● TASK MATERIAL:
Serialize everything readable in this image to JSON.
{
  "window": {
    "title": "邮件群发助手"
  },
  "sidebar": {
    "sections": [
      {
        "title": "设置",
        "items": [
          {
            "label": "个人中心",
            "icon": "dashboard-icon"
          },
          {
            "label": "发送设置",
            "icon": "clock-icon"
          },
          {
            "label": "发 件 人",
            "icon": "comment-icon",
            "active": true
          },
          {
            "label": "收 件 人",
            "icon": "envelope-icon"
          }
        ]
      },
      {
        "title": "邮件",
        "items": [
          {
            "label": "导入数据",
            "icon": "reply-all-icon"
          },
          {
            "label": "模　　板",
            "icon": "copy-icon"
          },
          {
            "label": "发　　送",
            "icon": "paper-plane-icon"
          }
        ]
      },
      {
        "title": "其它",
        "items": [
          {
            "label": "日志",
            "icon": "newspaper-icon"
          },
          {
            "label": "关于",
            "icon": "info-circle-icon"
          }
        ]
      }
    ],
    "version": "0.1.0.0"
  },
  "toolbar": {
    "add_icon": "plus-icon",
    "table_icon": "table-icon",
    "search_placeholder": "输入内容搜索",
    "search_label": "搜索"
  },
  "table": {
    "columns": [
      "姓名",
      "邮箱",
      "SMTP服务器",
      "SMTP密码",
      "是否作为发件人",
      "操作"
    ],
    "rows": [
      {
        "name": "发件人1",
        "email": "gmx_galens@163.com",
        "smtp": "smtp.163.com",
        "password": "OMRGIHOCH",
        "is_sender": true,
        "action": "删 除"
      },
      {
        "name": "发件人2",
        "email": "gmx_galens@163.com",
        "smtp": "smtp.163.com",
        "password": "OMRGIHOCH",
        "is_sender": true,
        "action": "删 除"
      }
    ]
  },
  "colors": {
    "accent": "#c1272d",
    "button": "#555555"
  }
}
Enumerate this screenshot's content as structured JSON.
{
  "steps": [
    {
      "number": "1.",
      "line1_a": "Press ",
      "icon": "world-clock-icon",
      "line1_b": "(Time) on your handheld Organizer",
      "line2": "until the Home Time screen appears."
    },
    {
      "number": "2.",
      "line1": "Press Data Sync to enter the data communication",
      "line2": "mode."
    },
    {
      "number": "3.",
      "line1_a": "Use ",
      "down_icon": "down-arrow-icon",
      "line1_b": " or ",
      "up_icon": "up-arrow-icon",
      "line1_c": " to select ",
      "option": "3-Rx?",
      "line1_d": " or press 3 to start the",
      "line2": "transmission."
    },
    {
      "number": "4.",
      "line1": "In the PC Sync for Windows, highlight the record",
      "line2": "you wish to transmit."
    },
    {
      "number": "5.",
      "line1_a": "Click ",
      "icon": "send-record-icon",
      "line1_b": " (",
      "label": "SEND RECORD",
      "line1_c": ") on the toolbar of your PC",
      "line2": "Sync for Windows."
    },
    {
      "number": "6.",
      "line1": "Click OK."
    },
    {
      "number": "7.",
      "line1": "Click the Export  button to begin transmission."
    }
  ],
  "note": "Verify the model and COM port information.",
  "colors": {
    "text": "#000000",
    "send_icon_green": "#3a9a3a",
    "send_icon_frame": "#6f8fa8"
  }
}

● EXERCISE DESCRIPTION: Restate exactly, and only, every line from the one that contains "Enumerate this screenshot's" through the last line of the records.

● SOLUTION TO THE PROBLEM:
Enumerate this screenshot's content as structured JSON.
{
  "steps": [
    {
      "number": "1.",
      "line1_a": "Press ",
      "icon": "world-clock-icon",
      "line1_b": "(Time) on your handheld Organizer",
      "line2": "until the Home Time screen appears."
    },
    {
      "number": "2.",
      "line1": "Press Data Sync to enter the data communication",
      "line2": "mode."
    },
    {
      "number": "3.",
      "line1_a": "Use ",
      "down_icon": "down-arrow-icon",
      "line1_b": " or ",
      "up_icon": "up-arrow-icon",
      "line1_c": " to select ",
      "option": "3-Rx?",
      "line1_d": " or press 3 to start the",
      "line2": "transmission."
    },
    {
      "number": "4.",
      "line1": "In the PC Sync for Windows, highlight the record",
      "line2": "you wish to transmit."
    },
    {
      "number": "5.",
      "line1_a": "Click ",
      "icon": "send-record-icon",
      "line1_b": " (",
      "label": "SEND RECORD",
      "line1_c": ") on the toolbar of your PC",
      "line2": "Sync for Windows."
    },
    {
      "number": "6.",
      "line1": "Click OK."
    },
    {
      "number": "7.",
      "line1": "Click the Export  button to begin transmission."
    }
  ],
  "note": "Verify the model and COM port information.",
  "colors": {
    "text": "#000000",
    "send_icon_green": "#3a9a3a",
    "send_icon_frame": "#6f8fa8"
  }
}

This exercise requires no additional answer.